**TO DO**
Return all entries verbatim; skip any pictures.

╭─ SOURCE RECORDS

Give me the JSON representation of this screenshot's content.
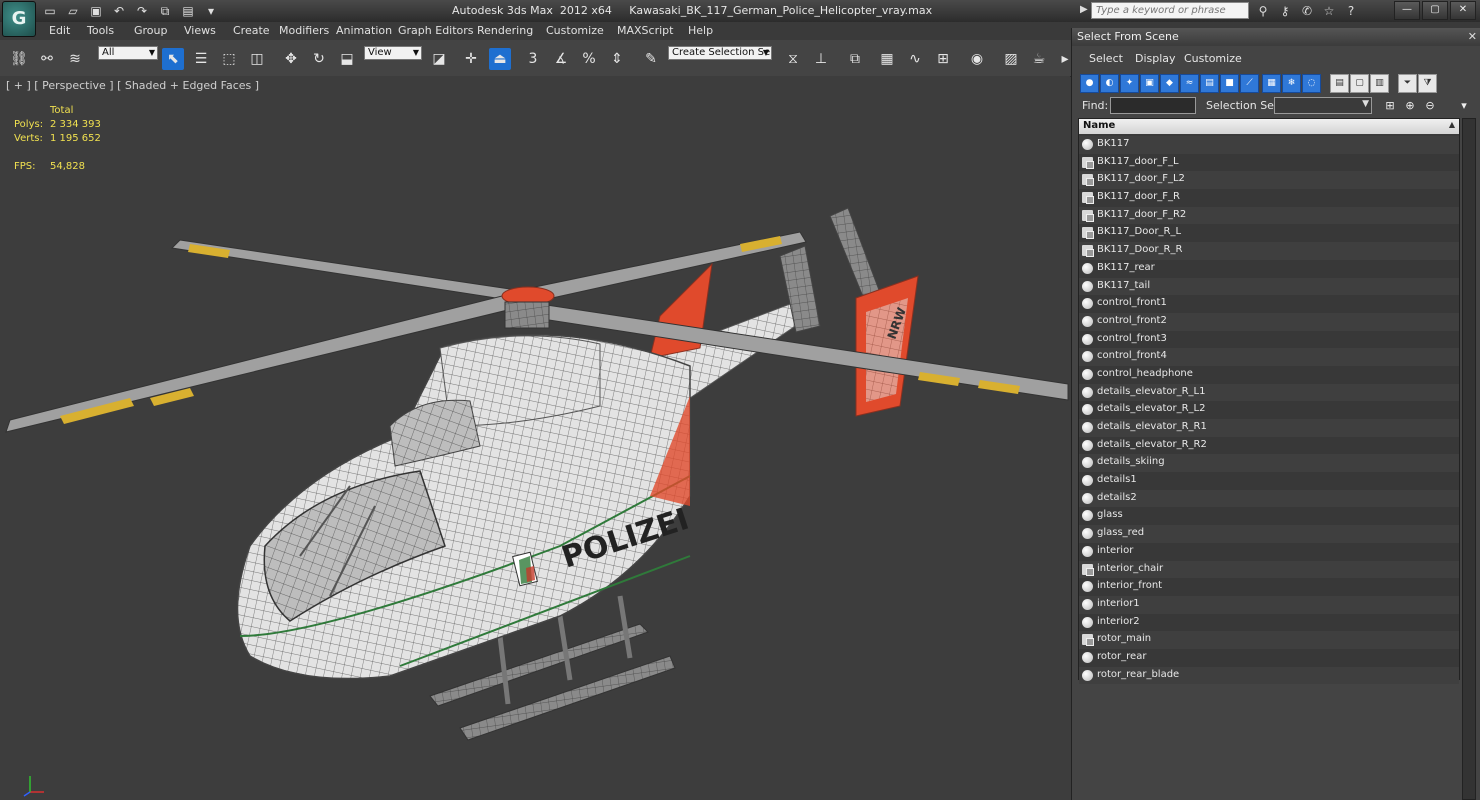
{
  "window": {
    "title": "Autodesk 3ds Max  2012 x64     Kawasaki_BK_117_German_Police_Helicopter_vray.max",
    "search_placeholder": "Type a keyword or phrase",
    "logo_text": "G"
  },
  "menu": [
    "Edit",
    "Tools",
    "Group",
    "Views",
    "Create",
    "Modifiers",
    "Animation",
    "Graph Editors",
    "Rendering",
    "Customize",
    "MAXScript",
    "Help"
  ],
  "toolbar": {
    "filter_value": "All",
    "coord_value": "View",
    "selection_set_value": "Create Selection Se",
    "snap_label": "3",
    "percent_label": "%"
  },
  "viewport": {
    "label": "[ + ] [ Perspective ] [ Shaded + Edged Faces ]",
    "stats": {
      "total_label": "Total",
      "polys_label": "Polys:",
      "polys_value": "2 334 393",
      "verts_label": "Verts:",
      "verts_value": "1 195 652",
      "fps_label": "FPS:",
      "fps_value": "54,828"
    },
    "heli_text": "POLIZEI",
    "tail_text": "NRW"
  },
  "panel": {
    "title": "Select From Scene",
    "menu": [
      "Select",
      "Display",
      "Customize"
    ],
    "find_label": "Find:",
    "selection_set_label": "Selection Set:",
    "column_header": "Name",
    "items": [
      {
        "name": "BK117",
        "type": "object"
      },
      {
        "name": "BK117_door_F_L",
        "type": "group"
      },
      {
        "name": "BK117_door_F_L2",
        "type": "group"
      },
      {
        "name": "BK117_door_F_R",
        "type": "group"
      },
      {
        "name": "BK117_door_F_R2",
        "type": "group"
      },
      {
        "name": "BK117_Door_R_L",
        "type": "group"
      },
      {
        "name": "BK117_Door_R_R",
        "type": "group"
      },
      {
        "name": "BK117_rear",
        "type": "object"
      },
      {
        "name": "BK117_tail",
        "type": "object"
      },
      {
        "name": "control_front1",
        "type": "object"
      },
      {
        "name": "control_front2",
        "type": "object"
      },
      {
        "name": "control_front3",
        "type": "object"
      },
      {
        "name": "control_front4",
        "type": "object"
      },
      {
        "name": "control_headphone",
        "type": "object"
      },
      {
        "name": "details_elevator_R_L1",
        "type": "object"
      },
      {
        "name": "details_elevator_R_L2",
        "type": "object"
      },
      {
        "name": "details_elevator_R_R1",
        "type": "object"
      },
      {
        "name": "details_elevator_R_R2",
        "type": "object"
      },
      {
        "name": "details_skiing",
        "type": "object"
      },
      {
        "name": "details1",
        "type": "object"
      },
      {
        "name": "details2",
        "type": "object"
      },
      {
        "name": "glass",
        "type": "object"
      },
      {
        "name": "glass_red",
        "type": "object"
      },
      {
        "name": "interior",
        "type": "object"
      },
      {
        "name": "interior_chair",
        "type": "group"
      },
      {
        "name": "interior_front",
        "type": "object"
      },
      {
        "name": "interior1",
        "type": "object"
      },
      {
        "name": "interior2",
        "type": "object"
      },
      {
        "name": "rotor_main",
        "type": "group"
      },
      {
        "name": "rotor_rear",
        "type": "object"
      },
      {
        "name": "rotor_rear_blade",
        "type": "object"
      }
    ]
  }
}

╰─

**THE COMPLETED TASK**
Give me the JSON representation of this screenshot's content.
{
  "window": {
    "title": "Autodesk 3ds Max  2012 x64     Kawasaki_BK_117_German_Police_Helicopter_vray.max",
    "search_placeholder": "Type a keyword or phrase",
    "logo_text": "G"
  },
  "menu": [
    "Edit",
    "Tools",
    "Group",
    "Views",
    "Create",
    "Modifiers",
    "Animation",
    "Graph Editors",
    "Rendering",
    "Customize",
    "MAXScript",
    "Help"
  ],
  "toolbar": {
    "filter_value": "All",
    "coord_value": "View",
    "selection_set_value": "Create Selection Se",
    "snap_label": "3",
    "percent_label": "%"
  },
  "viewport": {
    "label": "[ + ] [ Perspective ] [ Shaded + Edged Faces ]",
    "stats": {
      "total_label": "Total",
      "polys_label": "Polys:",
      "polys_value": "2 334 393",
      "verts_label": "Verts:",
      "verts_value": "1 195 652",
      "fps_label": "FPS:",
      "fps_value": "54,828"
    },
    "heli_text": "POLIZEI",
    "tail_text": "NRW"
  },
  "panel": {
    "title": "Select From Scene",
    "menu": [
      "Select",
      "Display",
      "Customize"
    ],
    "find_label": "Find:",
    "selection_set_label": "Selection Set:",
    "column_header": "Name",
    "items": [
      {
        "name": "BK117",
        "type": "object"
      },
      {
        "name": "BK117_door_F_L",
        "type": "group"
      },
      {
        "name": "BK117_door_F_L2",
        "type": "group"
      },
      {
        "name": "BK117_door_F_R",
        "type": "group"
      },
      {
        "name": "BK117_door_F_R2",
        "type": "group"
      },
      {
        "name": "BK117_Door_R_L",
        "type": "group"
      },
      {
        "name": "BK117_Door_R_R",
        "type": "group"
      },
      {
        "name": "BK117_rear",
        "type": "object"
      },
      {
        "name": "BK117_tail",
        "type": "object"
      },
      {
        "name": "control_front1",
        "type": "object"
      },
      {
        "name": "control_front2",
        "type": "object"
      },
      {
        "name": "control_front3",
        "type": "object"
      },
      {
        "name": "control_front4",
        "type": "object"
      },
      {
        "name": "control_headphone",
        "type": "object"
      },
      {
        "name": "details_elevator_R_L1",
        "type": "object"
      },
      {
        "name": "details_elevator_R_L2",
        "type": "object"
      },
      {
        "name": "details_elevator_R_R1",
        "type": "object"
      },
      {
        "name": "details_elevator_R_R2",
        "type": "object"
      },
      {
        "name": "details_skiing",
        "type": "object"
      },
      {
        "name": "details1",
        "type": "object"
      },
      {
        "name": "details2",
        "type": "object"
      },
      {
        "name": "glass",
        "type": "object"
      },
      {
        "name": "glass_red",
        "type": "object"
      },
      {
        "name": "interior",
        "type": "object"
      },
      {
        "name": "interior_chair",
        "type": "group"
      },
      {
        "name": "interior_front",
        "type": "object"
      },
      {
        "name": "interior1",
        "type": "object"
      },
      {
        "name": "interior2",
        "type": "object"
      },
      {
        "name": "rotor_main",
        "type": "group"
      },
      {
        "name": "rotor_rear",
        "type": "object"
      },
      {
        "name": "rotor_rear_blade",
        "type": "object"
      }
    ]
  }
}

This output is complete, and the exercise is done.